sculpture, she began to study natural history and comparative anatomy in
order to render them more convincingly. Most of her early work was based
on a small menagerie her father allowed her to keep in their sixth floor
apartment. Though she only wore masculine apparel when working, that,
combined with her cigarette smoking and riding astride, made her subject
to speculation. An advocate of the writings of the feminist Flora Tristan
(Paul Gauguin's grandmother), she believed in women's right to
self-determination, using her career as an explanation for avoiding
marriage:

Art is an absorbent, - a tyrant. It demands heart, brain, soul, body,
the entireness of its votary. Nothing less will win its highest favor. I
wed art. It is my husband - my world - my life dream - the air I breathe.
I know nothing else - feel nothing else -think nothing else. My soul finds
in it the most complete satisfaction. I married art . . . What could I do
with any other husband?
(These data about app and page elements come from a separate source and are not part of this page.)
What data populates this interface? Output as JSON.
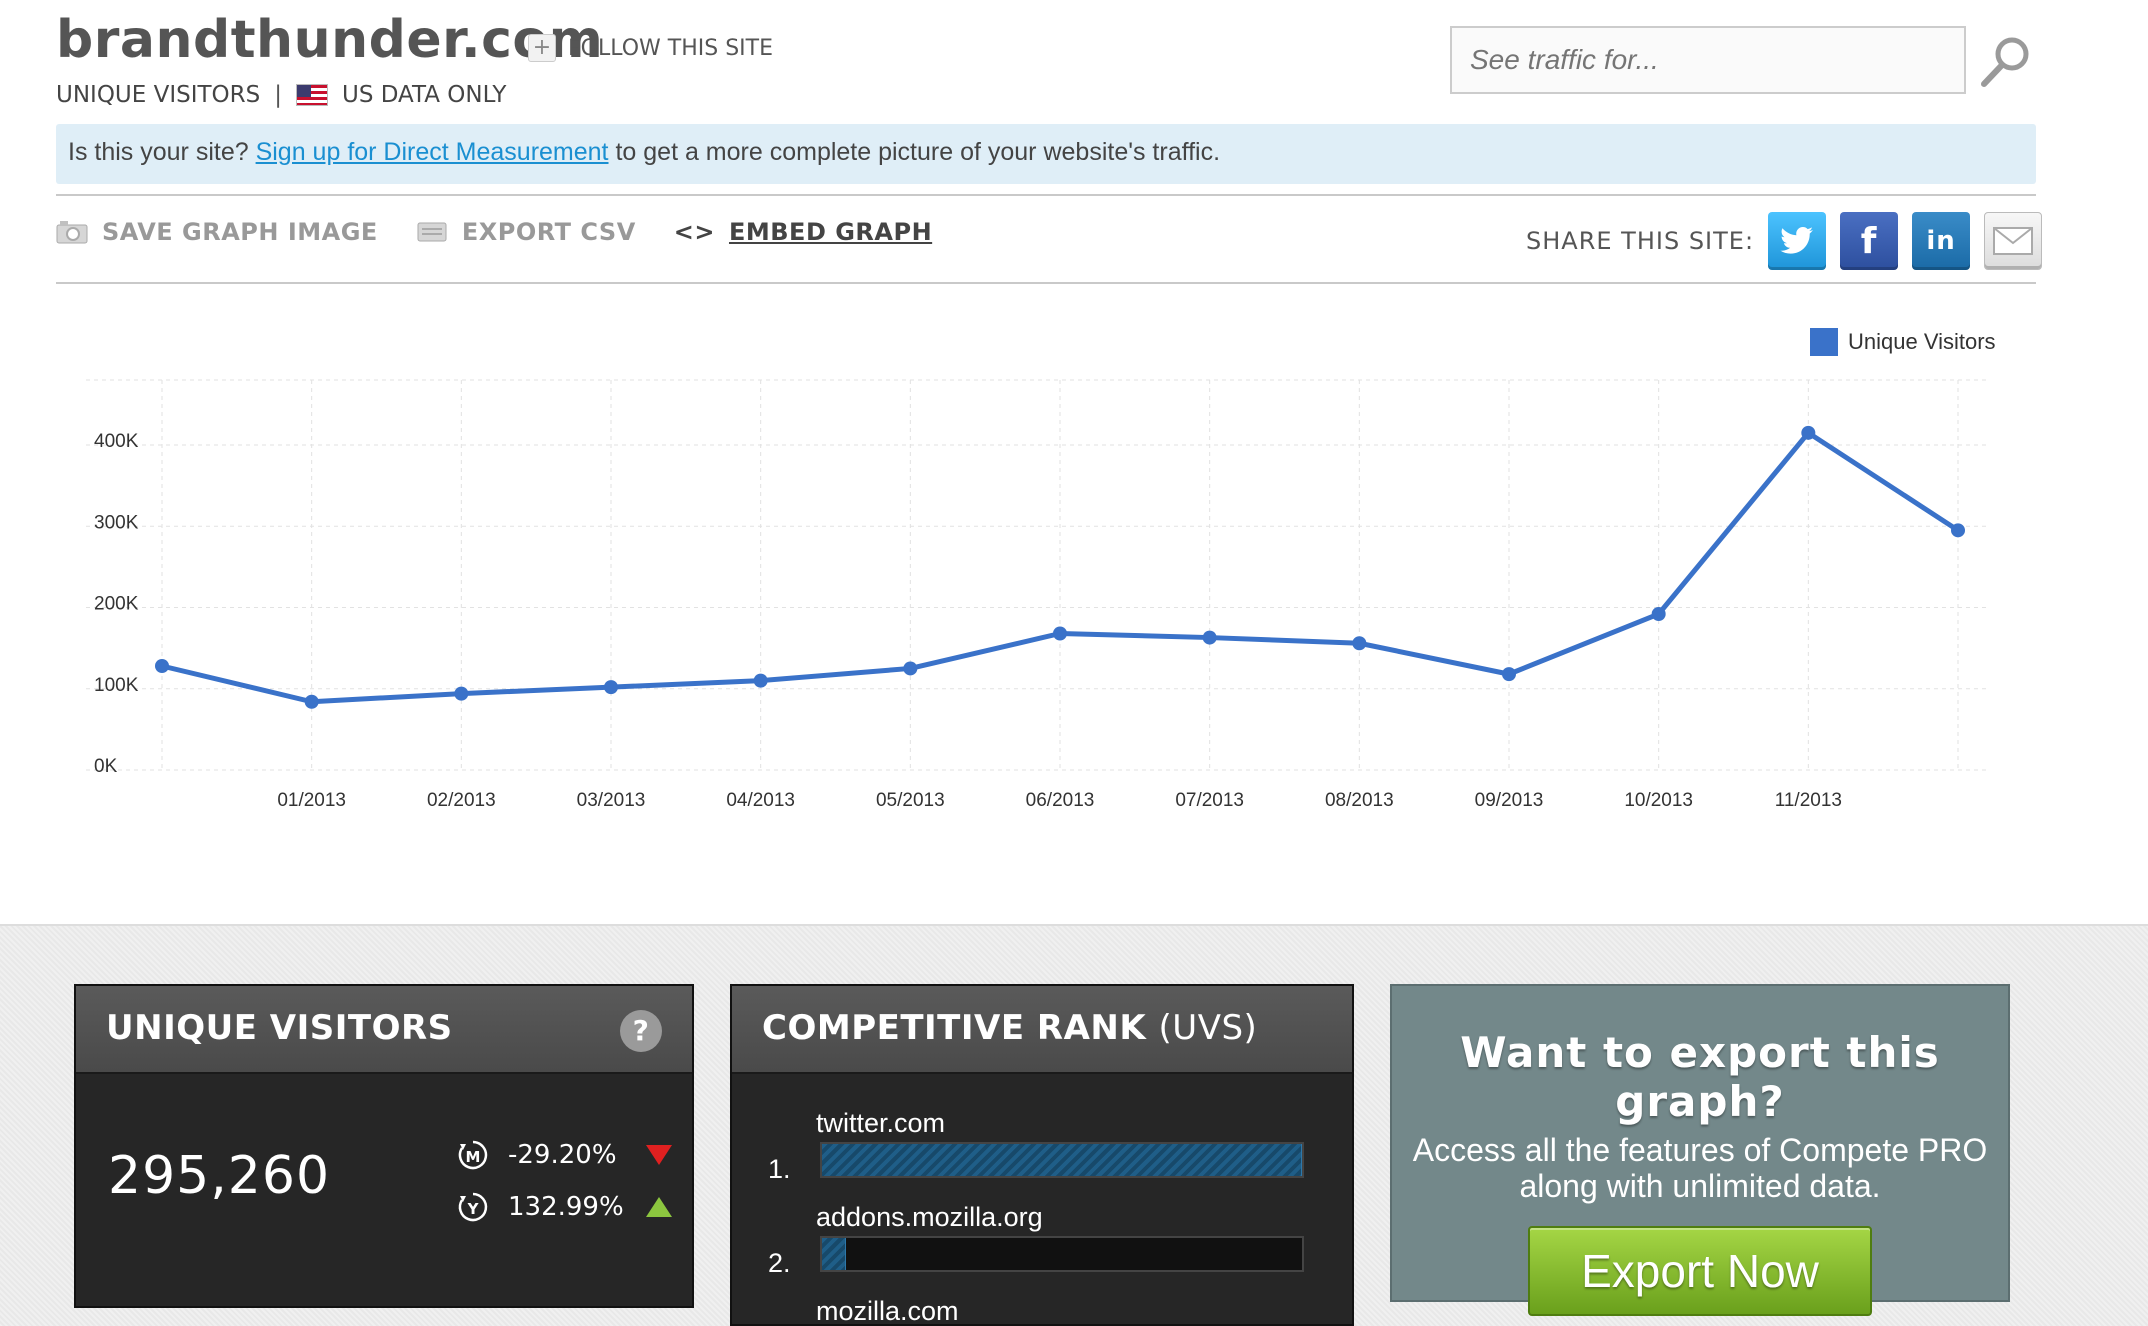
{
  "header": {
    "site_title": "brandthunder.com",
    "follow_label": "FOLLOW THIS SITE",
    "metric_label": "UNIQUE VISITORS",
    "separator": "|",
    "region_label": "US DATA ONLY",
    "search_placeholder": "See traffic for..."
  },
  "banner": {
    "prefix": "Is this your site? ",
    "link": "Sign up for Direct Measurement",
    "suffix": " to get a more complete picture of your website's traffic."
  },
  "toolbar": {
    "save_graph": "SAVE GRAPH IMAGE",
    "export_csv": "EXPORT CSV",
    "embed_symbol": "<>",
    "embed_graph": "EMBED GRAPH",
    "share_label": "SHARE THIS SITE:"
  },
  "chart_data": {
    "type": "line",
    "ylim": [
      0,
      480000
    ],
    "y_ticks": [
      0,
      100000,
      200000,
      300000,
      400000
    ],
    "y_tick_labels": [
      "0K",
      "100K",
      "200K",
      "300K",
      "400K"
    ],
    "x_tick_labels": [
      "01/2013",
      "02/2013",
      "03/2013",
      "04/2013",
      "05/2013",
      "06/2013",
      "07/2013",
      "08/2013",
      "09/2013",
      "10/2013",
      "11/2013"
    ],
    "grid": true,
    "legend_position": "top-right",
    "series": [
      {
        "name": "Unique Visitors",
        "color": "#3a72c9",
        "values": [
          128000,
          84000,
          94000,
          102000,
          110000,
          125000,
          168000,
          163000,
          156000,
          118000,
          192000,
          415000,
          295000
        ]
      }
    ]
  },
  "stats": {
    "title": "UNIQUE VISITORS",
    "help": "?",
    "value": "295,260",
    "monthly_change": "-29.20%",
    "yearly_change": "132.99%",
    "monthly_badge": "M",
    "yearly_badge": "Y"
  },
  "rank": {
    "title": "COMPETITIVE RANK",
    "title_suffix": "(UVS)",
    "items": [
      {
        "num": "1.",
        "site": "twitter.com",
        "fill": 1.0
      },
      {
        "num": "2.",
        "site": "addons.mozilla.org",
        "fill": 0.05
      },
      {
        "site": "mozilla.com"
      }
    ]
  },
  "promo": {
    "title": "Want to export this graph?",
    "line1": "Access all the features of Compete PRO",
    "line2": "along with unlimited data.",
    "button": "Export Now"
  },
  "colors": {
    "accent": "#3a72c9",
    "link": "#1a8fd1",
    "down": "#e02020",
    "up": "#8cc63f"
  }
}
By 1848, all of the Bonheur family except the young Juliette, who made her
debut in 1852, were exhibiting in the Paris Salon. That year Rosa received
a gold medal and a 3,000 franc commission from the French government to
produce a painting on the subject of ploughing. The result became one of
her best-known and reproduced paintings, "Ploughing in the Nivernais ".
Her father's death in 1849 freed her to establish her own household. She
purchased a new studio and invited her long-time companion Nathalie Micas
and Nathalie's mother to join her.
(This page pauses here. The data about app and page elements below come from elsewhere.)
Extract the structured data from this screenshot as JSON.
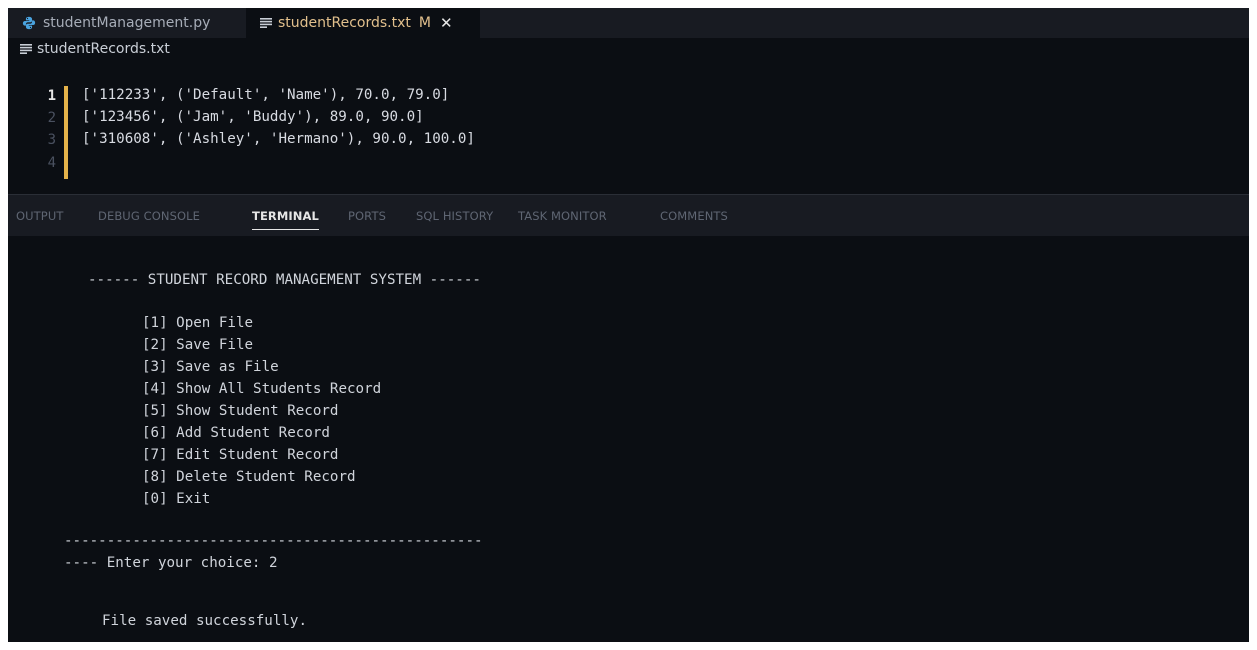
{
  "tabs": [
    {
      "label": "studentManagement.py",
      "icon": "python-icon"
    },
    {
      "label": "studentRecords.txt",
      "icon": "text-file-icon",
      "modified": "M",
      "close": "✕"
    }
  ],
  "breadcrumb": {
    "file": "studentRecords.txt"
  },
  "editor": {
    "lines": [
      {
        "num": "1",
        "text": "['112233', ('Default', 'Name'), 70.0, 79.0]"
      },
      {
        "num": "2",
        "text": "['123456', ('Jam', 'Buddy'), 89.0, 90.0]"
      },
      {
        "num": "3",
        "text": "['310608', ('Ashley', 'Hermano'), 90.0, 100.0]"
      },
      {
        "num": "4",
        "text": ""
      }
    ]
  },
  "panel": {
    "tabs": [
      "OUTPUT",
      "DEBUG CONSOLE",
      "TERMINAL",
      "PORTS",
      "SQL HISTORY",
      "TASK MONITOR",
      "COMMENTS"
    ],
    "active": "TERMINAL"
  },
  "terminal": {
    "title": "------ STUDENT RECORD MANAGEMENT SYSTEM ------",
    "menu": [
      "[1] Open File",
      "[2] Save File",
      "[3] Save as File",
      "[4] Show All Students Record",
      "[5] Show Student Record",
      "[6] Add Student Record",
      "[7] Edit Student Record",
      "[8] Delete Student Record",
      "[0] Exit"
    ],
    "separator": "-------------------------------------------------",
    "prompt": "---- Enter your choice: 2",
    "message": "File saved successfully."
  },
  "colors": {
    "accent_modified": "#e2c08d",
    "background": "#0b0e13",
    "tabbar": "#181b22"
  }
}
In 1852, she launched her masterpiece, "The Horse Fair"; it was a
sensation at the Salon of 1853 and the lithographic reproduction sold
phenomenally, not only in France, but also in England and the United
States. At the Exposition Universelle of 1855, Bonheur won a gold medal
for "Haymaking in the Auvergne ". In response to her international
success, she undertook a tour of England where an admiring press referred
to her as "the French Landseer".
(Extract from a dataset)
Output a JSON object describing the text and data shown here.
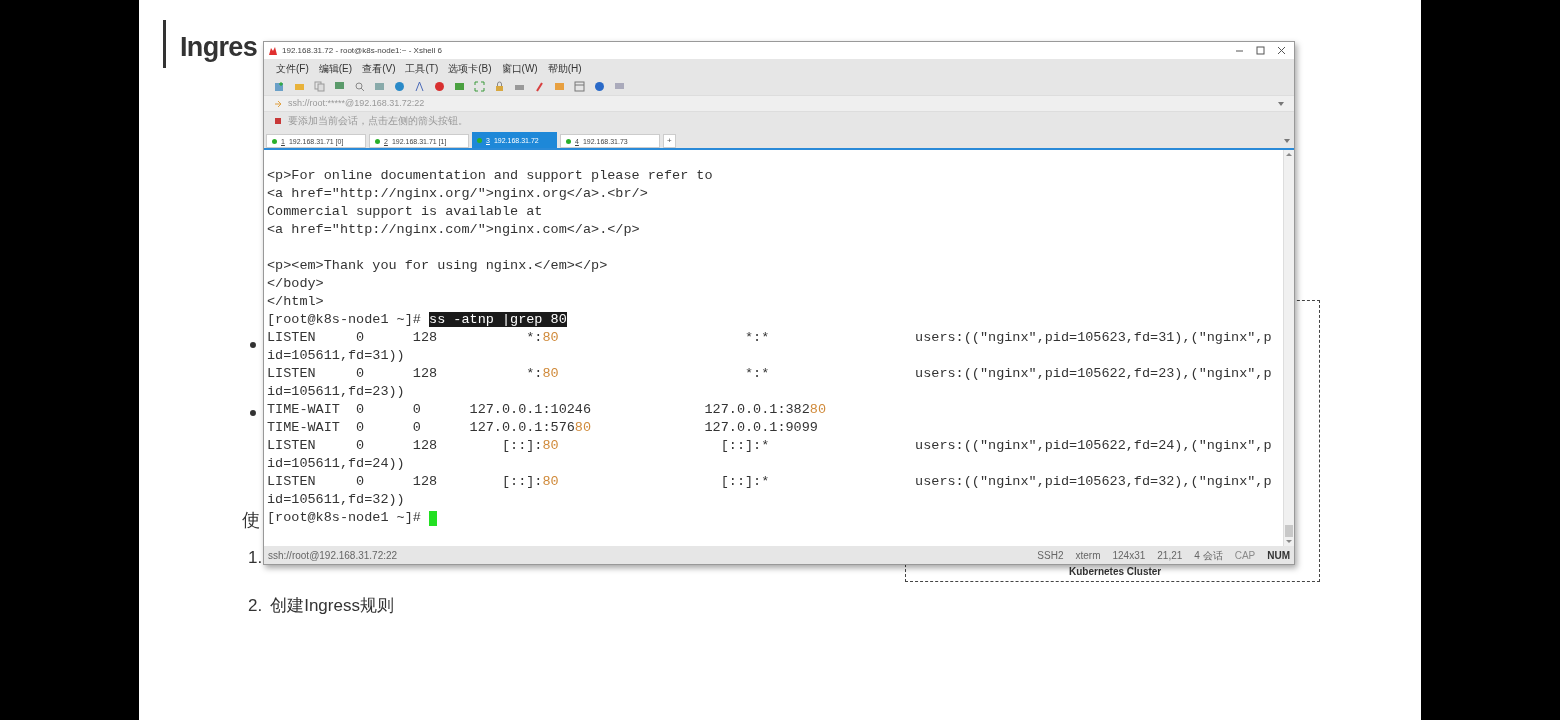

During the Franco-Prussian War of 1870-71, the irrepressible Bonheur
attempted to get the mayor of By to allow her to organize a militia to
fight the Germans; though he denied her a command, she shouldered her gun
and drilled with the other men in the area until the Prussians took over
the area and billeted several officers at the Chateau. Even then, her
international reputation was such that Prince Friedrich of Prussia
provided a safe conduct for her and ordered that the Chateau was not to be
harmed.

Rosa remained popular to the end of her days. After her death from
pneumonia in 1899, a road through her beloved Forest of Fontainebleau was
named after her, and her surviving brother Isidore and her
brother-in-law/stepbrother sculpted a bull that stood in the forest as a
memorial to her.

Everl Adair, Director of Research and Rare Collections